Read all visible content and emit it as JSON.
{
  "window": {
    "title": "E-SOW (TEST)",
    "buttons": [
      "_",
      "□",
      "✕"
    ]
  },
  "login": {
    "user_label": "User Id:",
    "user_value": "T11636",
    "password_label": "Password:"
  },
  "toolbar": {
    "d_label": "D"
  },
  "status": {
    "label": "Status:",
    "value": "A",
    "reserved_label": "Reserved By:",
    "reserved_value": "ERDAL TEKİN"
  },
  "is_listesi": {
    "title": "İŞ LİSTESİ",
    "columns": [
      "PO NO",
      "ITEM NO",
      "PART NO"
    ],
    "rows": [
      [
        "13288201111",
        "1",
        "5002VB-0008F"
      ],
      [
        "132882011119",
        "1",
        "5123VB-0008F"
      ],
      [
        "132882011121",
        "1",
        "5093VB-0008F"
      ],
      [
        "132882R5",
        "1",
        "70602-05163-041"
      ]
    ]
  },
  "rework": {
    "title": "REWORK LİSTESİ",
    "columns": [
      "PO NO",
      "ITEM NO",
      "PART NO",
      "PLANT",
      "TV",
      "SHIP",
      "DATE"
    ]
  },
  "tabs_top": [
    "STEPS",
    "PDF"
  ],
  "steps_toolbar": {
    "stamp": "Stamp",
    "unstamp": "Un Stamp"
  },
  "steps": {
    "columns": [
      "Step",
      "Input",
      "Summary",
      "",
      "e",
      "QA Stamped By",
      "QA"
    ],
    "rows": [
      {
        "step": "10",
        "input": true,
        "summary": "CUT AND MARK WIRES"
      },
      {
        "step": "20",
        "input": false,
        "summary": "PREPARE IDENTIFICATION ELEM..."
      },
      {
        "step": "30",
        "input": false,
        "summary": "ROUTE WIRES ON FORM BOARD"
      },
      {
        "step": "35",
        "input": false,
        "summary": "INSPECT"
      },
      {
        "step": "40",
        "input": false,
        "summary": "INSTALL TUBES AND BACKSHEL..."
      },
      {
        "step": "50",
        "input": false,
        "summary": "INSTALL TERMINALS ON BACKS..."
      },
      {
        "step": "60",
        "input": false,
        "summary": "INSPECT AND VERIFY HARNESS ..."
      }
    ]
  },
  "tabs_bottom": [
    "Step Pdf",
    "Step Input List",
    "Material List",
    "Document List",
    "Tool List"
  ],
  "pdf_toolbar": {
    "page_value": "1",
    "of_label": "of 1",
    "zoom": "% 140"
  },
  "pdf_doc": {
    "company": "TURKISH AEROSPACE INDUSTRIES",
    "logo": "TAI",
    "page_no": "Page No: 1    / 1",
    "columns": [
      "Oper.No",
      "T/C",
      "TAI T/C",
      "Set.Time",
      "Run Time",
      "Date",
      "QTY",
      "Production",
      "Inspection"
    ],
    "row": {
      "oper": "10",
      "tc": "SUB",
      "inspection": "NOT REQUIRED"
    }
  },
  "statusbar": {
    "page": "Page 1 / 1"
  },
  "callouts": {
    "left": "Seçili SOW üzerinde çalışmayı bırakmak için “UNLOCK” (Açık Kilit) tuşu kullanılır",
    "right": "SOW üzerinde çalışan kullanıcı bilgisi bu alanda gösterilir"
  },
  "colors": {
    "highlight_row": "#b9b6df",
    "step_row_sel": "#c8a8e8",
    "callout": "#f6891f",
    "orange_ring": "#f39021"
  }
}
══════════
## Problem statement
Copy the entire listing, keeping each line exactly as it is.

## Written answer
Read all visible content and emit it as JSON.
{
  "window": {
    "title": "E-SOW (TEST)",
    "buttons": [
      "_",
      "□",
      "✕"
    ]
  },
  "login": {
    "user_label": "User Id:",
    "user_value": "T11636",
    "password_label": "Password:"
  },
  "toolbar": {
    "d_label": "D"
  },
  "status": {
    "label": "Status:",
    "value": "A",
    "reserved_label": "Reserved By:",
    "reserved_value": "ERDAL TEKİN"
  },
  "is_listesi": {
    "title": "İŞ LİSTESİ",
    "columns": [
      "PO NO",
      "ITEM NO",
      "PART NO"
    ],
    "rows": [
      [
        "13288201111",
        "1",
        "5002VB-0008F"
      ],
      [
        "132882011119",
        "1",
        "5123VB-0008F"
      ],
      [
        "132882011121",
        "1",
        "5093VB-0008F"
      ],
      [
        "132882R5",
        "1",
        "70602-05163-041"
      ]
    ]
  },
  "rework": {
    "title": "REWORK LİSTESİ",
    "columns": [
      "PO NO",
      "ITEM NO",
      "PART NO",
      "PLANT",
      "TV",
      "SHIP",
      "DATE"
    ]
  },
  "tabs_top": [
    "STEPS",
    "PDF"
  ],
  "steps_toolbar": {
    "stamp": "Stamp",
    "unstamp": "Un Stamp"
  },
  "steps": {
    "columns": [
      "Step",
      "Input",
      "Summary",
      "",
      "e",
      "QA Stamped By",
      "QA"
    ],
    "rows": [
      {
        "step": "10",
        "input": true,
        "summary": "CUT AND MARK WIRES"
      },
      {
        "step": "20",
        "input": false,
        "summary": "PREPARE IDENTIFICATION ELEM..."
      },
      {
        "step": "30",
        "input": false,
        "summary": "ROUTE WIRES ON FORM BOARD"
      },
      {
        "step": "35",
        "input": false,
        "summary": "INSPECT"
      },
      {
        "step": "40",
        "input": false,
        "summary": "INSTALL TUBES AND BACKSHEL..."
      },
      {
        "step": "50",
        "input": false,
        "summary": "INSTALL TERMINALS ON BACKS..."
      },
      {
        "step": "60",
        "input": false,
        "summary": "INSPECT AND VERIFY HARNESS ..."
      }
    ]
  },
  "tabs_bottom": [
    "Step Pdf",
    "Step Input List",
    "Material List",
    "Document List",
    "Tool List"
  ],
  "pdf_toolbar": {
    "page_value": "1",
    "of_label": "of 1",
    "zoom": "% 140"
  },
  "pdf_doc": {
    "company": "TURKISH AEROSPACE INDUSTRIES",
    "logo": "TAI",
    "page_no": "Page No: 1    / 1",
    "columns": [
      "Oper.No",
      "T/C",
      "TAI T/C",
      "Set.Time",
      "Run Time",
      "Date",
      "QTY",
      "Production",
      "Inspection"
    ],
    "row": {
      "oper": "10",
      "tc": "SUB",
      "inspection": "NOT REQUIRED"
    }
  },
  "statusbar": {
    "page": "Page 1 / 1"
  },
  "callouts": {
    "left": "Seçili SOW üzerinde çalışmayı bırakmak için “UNLOCK” (Açık Kilit) tuşu kullanılır",
    "right": "SOW üzerinde çalışan kullanıcı bilgisi bu alanda gösterilir"
  },
  "colors": {
    "highlight_row": "#b9b6df",
    "step_row_sel": "#c8a8e8",
    "callout": "#f6891f",
    "orange_ring": "#f39021"
  }
}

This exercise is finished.